At the press conference, he noted that the opposition parties must win 32 of 93 seats in the new Parliament to achieve this aim.
“With the Workers’ Party (WP) holding six seats in Aljunied and Hougang, we need 26 seats more,” he said, adding that he hopes Singaporeans will vote to keep the WP in these constituencies.
“I suggest (voters) look around for the best three five-men GRCs, two four-men GRCs and three SMCs, giving you 26 additional seats,” he said.
Asked why PSP is fielding 24 candidates instead of 26, Mr Leong said: “We are not so arrogant to think that we can win all 26. Other alternative parties also have good people, so we hope we make a concerted effort this time.”
He added that voters need not worry that the People’s Action Party (PAP) will be voted out of government, as Singapore has a “winner-takes-all” electoral system.
He cited as an example the 1963 GE, when the PAP took 73 per cent of the seats despite only securing just under 47 per cent of the total votes.
“The PAP will still form the Government after our polling day after July 10… So just feel free to vote without fear,” he said.
“The Government is not going to fall. All they need is some alternative views and pressure to prevent groupthink from brewing there. Fellow Singaporeans, don’t shortchange yourself. You deserve better.”
He added: “This GE is like cat mountain durian. Bao jiak.”
The term “bao jiak” literally means something is “sure to be delicious”. Mr Leong was referring to how this election is one where voters can have two good things at one time.
Mr Leong, who was formally introduced by the PSP as one of its candidates on Friday, said he is now in politics not because he holds a grudge against the establishment, but because he wants to be able to offer alternative views in Parliament “just in case they might have missed out something”.
For instance, he said, he wants to raise the issue of how Singapore’s free trade agreements with other countries sometimes have unintended consequences on small businesses and workers.

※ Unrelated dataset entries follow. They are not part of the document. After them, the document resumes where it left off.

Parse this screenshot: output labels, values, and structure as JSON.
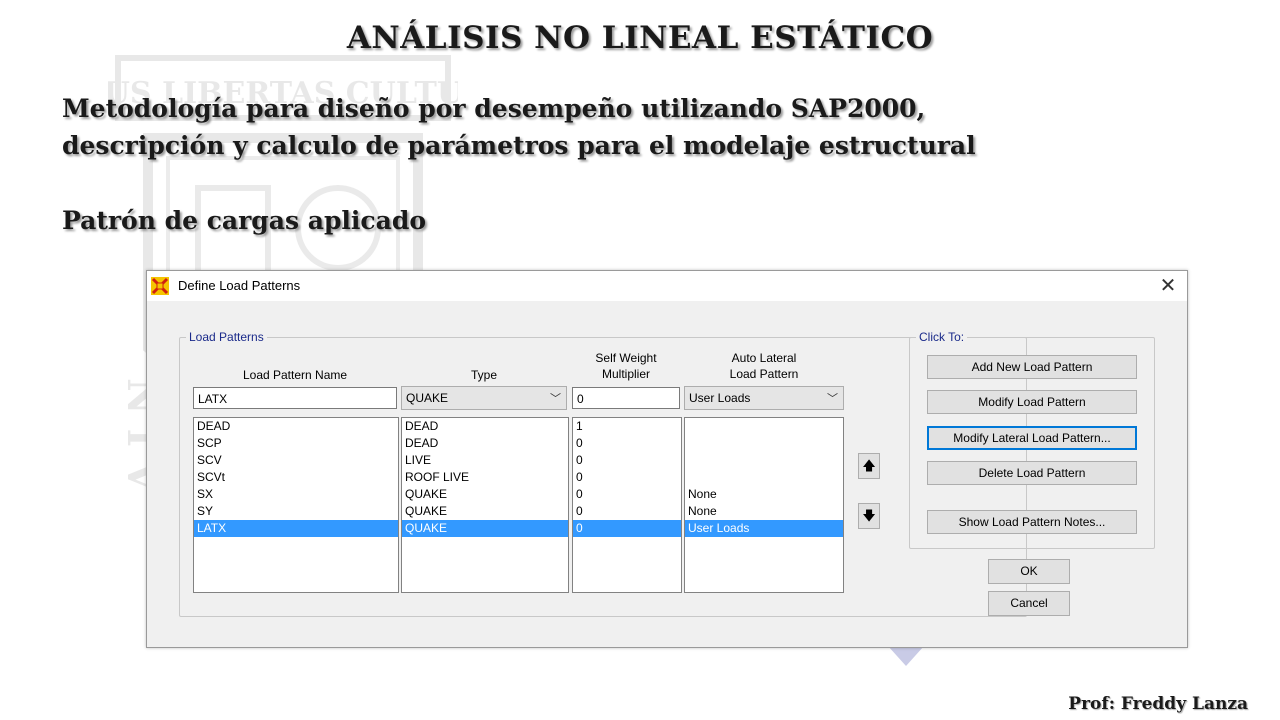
{
  "slide": {
    "title": "ANÁLISIS NO LINEAL ESTÁTICO",
    "subtitle_line1": "Metodología para diseño por desempeño utilizando SAP2000,",
    "subtitle_line2": "descripción y calculo de parámetros para el modelaje estructural",
    "section_title": "Patrón de cargas aplicado",
    "author": "Prof: Freddy Lanza",
    "watermark_text": "DEUS LIBERTAS CULTURA"
  },
  "dialog": {
    "title": "Define Load Patterns",
    "close_glyph": "✕",
    "load_patterns_group": "Load Patterns",
    "click_to_group": "Click To:",
    "headers": {
      "name": "Load Pattern Name",
      "type": "Type",
      "self_weight_1": "Self Weight",
      "self_weight_2": "Multiplier",
      "auto_lateral_1": "Auto Lateral",
      "auto_lateral_2": "Load Pattern"
    },
    "edit": {
      "name": "LATX",
      "type": "QUAKE",
      "self_weight": "0",
      "auto_lateral": "User Loads"
    },
    "rows": [
      {
        "name": "DEAD",
        "type": "DEAD",
        "self_weight": "1",
        "auto_lateral": ""
      },
      {
        "name": "SCP",
        "type": "DEAD",
        "self_weight": "0",
        "auto_lateral": ""
      },
      {
        "name": "SCV",
        "type": "LIVE",
        "self_weight": "0",
        "auto_lateral": ""
      },
      {
        "name": "SCVt",
        "type": "ROOF LIVE",
        "self_weight": "0",
        "auto_lateral": ""
      },
      {
        "name": "SX",
        "type": "QUAKE",
        "self_weight": "0",
        "auto_lateral": "None"
      },
      {
        "name": "SY",
        "type": "QUAKE",
        "self_weight": "0",
        "auto_lateral": "None"
      },
      {
        "name": "LATX",
        "type": "QUAKE",
        "self_weight": "0",
        "auto_lateral": "User Loads"
      }
    ],
    "selected_row": "LATX",
    "buttons": {
      "add": "Add New Load Pattern",
      "modify": "Modify Load Pattern",
      "modify_lateral": "Modify Lateral Load Pattern...",
      "delete": "Delete Load Pattern",
      "notes": "Show Load Pattern Notes...",
      "ok": "OK",
      "cancel": "Cancel"
    },
    "move_up_icon": "up-arrow-icon",
    "move_down_icon": "down-arrow-icon",
    "accent_color": "#3399ff",
    "group_label_color": "#1a2a8a"
  }
}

“We can excuse that. Human beings are not perfect, but change they must, and not pretend that things are all right.”